**TASK INSTRUCTIONS**
Below are records; count the lines that contain "Attacking" and state only that count.

**Items from an interface collection**
***
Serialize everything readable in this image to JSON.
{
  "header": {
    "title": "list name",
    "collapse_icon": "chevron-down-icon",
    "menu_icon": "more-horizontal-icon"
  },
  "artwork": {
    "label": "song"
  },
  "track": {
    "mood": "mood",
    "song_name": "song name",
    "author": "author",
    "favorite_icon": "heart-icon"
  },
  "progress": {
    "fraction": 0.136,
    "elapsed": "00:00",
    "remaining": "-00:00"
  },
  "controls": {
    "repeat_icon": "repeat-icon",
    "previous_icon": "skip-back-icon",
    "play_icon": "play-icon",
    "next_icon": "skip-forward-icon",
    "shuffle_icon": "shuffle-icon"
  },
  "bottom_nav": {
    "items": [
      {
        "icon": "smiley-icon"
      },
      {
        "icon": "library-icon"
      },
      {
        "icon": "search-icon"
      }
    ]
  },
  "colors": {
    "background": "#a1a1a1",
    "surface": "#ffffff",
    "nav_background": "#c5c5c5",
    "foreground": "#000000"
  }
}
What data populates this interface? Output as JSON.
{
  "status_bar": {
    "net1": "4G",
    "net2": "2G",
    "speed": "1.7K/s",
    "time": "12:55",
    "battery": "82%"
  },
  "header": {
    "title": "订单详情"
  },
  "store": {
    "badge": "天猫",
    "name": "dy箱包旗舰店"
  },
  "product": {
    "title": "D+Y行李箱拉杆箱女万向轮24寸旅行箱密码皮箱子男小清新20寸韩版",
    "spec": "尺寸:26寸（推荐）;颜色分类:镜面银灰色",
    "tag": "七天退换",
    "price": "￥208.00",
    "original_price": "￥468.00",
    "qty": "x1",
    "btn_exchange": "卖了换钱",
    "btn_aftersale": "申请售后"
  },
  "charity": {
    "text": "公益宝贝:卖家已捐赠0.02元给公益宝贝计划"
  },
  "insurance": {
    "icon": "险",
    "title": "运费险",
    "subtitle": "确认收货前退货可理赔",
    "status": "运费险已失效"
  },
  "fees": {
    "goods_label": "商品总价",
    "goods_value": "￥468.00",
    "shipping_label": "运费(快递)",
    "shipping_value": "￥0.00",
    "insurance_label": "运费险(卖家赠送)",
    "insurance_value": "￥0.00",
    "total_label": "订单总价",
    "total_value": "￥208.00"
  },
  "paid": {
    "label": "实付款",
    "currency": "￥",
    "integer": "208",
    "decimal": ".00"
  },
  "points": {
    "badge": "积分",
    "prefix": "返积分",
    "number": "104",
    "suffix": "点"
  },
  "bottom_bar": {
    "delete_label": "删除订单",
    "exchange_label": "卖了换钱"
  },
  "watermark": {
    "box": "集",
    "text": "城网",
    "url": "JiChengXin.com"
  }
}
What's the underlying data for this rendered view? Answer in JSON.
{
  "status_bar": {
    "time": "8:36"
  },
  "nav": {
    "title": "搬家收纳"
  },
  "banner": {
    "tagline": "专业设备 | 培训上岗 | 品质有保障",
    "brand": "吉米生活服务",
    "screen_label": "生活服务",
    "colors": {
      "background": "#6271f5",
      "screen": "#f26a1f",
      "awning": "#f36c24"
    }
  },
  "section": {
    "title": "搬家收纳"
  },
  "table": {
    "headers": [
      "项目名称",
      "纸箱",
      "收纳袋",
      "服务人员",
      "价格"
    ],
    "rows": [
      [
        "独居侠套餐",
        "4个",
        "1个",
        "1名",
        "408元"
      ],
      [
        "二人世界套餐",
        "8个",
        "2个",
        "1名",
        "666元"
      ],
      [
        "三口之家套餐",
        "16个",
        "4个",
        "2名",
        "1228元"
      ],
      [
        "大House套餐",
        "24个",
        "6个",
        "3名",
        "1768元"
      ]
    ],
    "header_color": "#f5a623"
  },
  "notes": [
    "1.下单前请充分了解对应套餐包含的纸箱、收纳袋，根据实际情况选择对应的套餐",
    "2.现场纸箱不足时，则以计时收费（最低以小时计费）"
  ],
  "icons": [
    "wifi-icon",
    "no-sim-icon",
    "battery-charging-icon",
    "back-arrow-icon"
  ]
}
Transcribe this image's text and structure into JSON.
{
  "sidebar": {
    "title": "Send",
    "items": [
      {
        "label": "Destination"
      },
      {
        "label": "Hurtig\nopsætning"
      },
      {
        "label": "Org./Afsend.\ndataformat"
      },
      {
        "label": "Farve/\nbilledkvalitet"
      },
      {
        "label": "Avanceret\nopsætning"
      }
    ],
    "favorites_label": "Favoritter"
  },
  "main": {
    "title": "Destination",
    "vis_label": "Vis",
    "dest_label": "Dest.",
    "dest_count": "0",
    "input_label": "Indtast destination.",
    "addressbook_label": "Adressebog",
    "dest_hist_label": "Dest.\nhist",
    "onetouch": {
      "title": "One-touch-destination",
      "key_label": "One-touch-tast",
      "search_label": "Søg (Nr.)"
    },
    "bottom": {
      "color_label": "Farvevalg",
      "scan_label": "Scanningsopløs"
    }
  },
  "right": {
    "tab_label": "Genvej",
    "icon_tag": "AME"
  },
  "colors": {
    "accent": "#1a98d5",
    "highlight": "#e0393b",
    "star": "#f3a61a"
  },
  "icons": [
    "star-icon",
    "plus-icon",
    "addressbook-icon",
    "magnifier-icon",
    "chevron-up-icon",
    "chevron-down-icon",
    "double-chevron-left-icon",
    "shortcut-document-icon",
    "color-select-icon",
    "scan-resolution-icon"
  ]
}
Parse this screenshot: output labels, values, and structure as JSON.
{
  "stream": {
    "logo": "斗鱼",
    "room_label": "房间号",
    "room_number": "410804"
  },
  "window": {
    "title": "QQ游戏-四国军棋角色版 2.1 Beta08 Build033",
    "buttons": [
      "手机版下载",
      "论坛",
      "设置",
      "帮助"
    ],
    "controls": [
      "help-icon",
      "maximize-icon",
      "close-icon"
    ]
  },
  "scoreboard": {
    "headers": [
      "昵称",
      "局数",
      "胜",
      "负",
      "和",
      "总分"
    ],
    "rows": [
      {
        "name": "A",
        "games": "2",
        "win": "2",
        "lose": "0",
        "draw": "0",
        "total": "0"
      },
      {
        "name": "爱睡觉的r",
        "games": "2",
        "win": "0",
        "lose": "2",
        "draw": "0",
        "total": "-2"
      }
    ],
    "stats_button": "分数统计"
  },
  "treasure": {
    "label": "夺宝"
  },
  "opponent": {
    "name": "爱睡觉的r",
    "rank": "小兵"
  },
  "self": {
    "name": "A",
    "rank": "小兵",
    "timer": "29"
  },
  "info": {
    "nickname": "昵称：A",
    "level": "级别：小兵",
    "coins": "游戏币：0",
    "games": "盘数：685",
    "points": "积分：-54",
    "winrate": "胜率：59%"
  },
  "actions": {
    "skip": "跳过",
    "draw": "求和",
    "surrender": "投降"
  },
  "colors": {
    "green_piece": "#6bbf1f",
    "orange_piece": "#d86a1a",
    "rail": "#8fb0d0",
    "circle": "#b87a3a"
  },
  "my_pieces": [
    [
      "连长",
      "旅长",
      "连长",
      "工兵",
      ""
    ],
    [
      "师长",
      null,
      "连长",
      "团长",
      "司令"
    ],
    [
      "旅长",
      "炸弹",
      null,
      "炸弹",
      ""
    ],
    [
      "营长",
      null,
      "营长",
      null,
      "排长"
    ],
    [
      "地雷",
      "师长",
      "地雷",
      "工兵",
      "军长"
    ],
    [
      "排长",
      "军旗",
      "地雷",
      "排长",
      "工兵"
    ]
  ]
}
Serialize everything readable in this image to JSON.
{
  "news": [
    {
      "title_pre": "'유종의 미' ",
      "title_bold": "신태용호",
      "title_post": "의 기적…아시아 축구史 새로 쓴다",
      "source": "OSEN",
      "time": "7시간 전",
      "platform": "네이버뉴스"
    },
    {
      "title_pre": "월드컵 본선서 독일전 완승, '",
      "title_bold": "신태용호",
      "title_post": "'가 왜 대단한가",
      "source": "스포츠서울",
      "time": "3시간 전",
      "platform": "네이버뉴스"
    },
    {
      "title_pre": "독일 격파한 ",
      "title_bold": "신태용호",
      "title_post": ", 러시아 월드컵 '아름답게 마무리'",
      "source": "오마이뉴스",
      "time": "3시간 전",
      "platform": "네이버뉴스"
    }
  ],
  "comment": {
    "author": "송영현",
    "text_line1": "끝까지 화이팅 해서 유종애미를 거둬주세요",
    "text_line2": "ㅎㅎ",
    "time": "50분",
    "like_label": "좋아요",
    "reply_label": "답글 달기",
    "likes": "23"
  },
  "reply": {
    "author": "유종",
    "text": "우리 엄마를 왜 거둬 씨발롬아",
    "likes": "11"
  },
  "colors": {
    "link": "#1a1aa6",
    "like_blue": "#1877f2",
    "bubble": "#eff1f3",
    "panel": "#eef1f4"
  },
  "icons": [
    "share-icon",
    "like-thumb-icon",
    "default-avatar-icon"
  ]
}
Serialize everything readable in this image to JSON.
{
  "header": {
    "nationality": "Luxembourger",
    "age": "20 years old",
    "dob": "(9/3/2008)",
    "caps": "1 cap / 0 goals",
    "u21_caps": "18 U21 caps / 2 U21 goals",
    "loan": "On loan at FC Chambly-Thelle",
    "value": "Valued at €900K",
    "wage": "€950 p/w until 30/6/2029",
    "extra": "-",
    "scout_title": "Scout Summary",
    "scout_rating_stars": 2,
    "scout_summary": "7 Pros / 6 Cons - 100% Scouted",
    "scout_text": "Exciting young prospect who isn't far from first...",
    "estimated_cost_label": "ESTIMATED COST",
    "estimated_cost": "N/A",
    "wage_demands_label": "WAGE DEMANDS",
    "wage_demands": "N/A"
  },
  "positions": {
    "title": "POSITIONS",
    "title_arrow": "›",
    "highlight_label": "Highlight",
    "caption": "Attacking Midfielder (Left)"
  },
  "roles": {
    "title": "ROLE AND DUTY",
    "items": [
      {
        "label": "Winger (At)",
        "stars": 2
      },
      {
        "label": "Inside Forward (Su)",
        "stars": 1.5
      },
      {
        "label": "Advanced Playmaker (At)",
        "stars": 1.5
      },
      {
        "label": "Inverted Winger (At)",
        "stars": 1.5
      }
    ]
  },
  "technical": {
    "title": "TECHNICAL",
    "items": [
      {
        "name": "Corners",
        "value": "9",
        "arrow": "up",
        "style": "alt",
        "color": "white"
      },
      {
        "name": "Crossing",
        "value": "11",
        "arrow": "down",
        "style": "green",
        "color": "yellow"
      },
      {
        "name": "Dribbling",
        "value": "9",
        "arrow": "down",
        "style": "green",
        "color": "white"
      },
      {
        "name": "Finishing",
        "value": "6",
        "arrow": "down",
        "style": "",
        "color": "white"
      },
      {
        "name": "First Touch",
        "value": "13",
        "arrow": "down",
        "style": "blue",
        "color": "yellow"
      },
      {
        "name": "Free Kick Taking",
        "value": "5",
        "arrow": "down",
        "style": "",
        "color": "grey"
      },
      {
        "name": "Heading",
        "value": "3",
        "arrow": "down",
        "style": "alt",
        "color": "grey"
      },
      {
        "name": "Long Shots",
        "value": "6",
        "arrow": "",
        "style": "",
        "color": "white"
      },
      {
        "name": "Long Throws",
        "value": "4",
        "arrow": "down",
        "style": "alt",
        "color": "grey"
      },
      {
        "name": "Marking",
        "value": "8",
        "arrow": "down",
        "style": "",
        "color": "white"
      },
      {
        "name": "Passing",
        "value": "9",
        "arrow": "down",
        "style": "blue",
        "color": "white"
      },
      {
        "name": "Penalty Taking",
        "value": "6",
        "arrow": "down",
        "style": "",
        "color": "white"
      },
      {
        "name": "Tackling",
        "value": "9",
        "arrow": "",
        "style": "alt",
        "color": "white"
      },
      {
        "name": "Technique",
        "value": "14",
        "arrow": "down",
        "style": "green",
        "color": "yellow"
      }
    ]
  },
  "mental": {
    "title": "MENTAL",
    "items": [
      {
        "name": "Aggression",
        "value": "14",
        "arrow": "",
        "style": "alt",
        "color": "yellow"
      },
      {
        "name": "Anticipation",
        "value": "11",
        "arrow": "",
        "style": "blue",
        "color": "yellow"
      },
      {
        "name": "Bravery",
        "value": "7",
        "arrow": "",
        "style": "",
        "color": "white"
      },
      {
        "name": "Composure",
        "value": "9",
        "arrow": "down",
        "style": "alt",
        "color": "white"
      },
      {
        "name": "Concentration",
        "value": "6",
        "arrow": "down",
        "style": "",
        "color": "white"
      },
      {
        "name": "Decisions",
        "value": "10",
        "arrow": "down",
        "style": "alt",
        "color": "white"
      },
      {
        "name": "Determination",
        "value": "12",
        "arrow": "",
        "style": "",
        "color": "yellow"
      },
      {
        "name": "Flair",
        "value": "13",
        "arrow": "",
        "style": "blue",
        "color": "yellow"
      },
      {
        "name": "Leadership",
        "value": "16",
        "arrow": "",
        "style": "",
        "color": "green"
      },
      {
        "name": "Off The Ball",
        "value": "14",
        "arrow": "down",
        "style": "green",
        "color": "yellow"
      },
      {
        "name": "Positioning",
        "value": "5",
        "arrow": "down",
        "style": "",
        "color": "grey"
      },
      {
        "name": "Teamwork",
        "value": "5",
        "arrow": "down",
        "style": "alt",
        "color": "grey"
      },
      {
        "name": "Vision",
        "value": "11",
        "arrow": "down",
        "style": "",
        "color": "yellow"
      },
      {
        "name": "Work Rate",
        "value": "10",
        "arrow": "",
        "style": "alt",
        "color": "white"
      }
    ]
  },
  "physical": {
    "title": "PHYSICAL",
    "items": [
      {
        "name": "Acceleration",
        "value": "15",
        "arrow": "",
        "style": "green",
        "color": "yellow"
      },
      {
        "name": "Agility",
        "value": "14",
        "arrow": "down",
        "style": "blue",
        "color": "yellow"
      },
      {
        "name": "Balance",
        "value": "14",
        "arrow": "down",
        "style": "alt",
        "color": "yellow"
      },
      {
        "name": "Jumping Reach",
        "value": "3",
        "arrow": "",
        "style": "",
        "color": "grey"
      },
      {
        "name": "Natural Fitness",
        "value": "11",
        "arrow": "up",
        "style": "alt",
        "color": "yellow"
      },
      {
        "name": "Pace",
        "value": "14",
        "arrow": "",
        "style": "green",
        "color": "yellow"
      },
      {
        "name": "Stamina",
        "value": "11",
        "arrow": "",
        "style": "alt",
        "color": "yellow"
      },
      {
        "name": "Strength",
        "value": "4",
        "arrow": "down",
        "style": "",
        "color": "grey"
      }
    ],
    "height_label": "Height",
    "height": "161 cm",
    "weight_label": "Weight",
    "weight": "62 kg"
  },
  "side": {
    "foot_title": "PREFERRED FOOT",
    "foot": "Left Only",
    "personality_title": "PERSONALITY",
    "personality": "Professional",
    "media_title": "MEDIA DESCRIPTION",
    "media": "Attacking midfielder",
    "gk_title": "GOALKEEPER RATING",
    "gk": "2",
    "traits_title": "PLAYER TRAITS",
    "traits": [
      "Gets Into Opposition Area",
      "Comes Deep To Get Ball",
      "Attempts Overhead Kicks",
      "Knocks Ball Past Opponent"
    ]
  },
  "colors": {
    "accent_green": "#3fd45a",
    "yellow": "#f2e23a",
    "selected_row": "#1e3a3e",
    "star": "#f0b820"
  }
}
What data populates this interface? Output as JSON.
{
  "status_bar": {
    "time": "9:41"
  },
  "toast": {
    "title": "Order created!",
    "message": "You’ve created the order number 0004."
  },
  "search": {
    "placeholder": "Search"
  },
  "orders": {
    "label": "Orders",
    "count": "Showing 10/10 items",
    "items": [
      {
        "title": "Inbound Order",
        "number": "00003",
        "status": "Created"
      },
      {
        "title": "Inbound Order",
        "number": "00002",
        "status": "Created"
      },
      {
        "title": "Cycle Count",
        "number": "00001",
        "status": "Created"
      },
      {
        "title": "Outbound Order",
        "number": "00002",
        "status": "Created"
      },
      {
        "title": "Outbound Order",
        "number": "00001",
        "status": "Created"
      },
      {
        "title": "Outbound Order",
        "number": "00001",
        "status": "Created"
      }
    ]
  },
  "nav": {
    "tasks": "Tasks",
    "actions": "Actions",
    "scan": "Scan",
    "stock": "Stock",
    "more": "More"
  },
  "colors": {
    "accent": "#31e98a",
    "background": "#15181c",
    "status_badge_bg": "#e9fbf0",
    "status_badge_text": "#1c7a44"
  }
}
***
**TASK RESPONSE**
2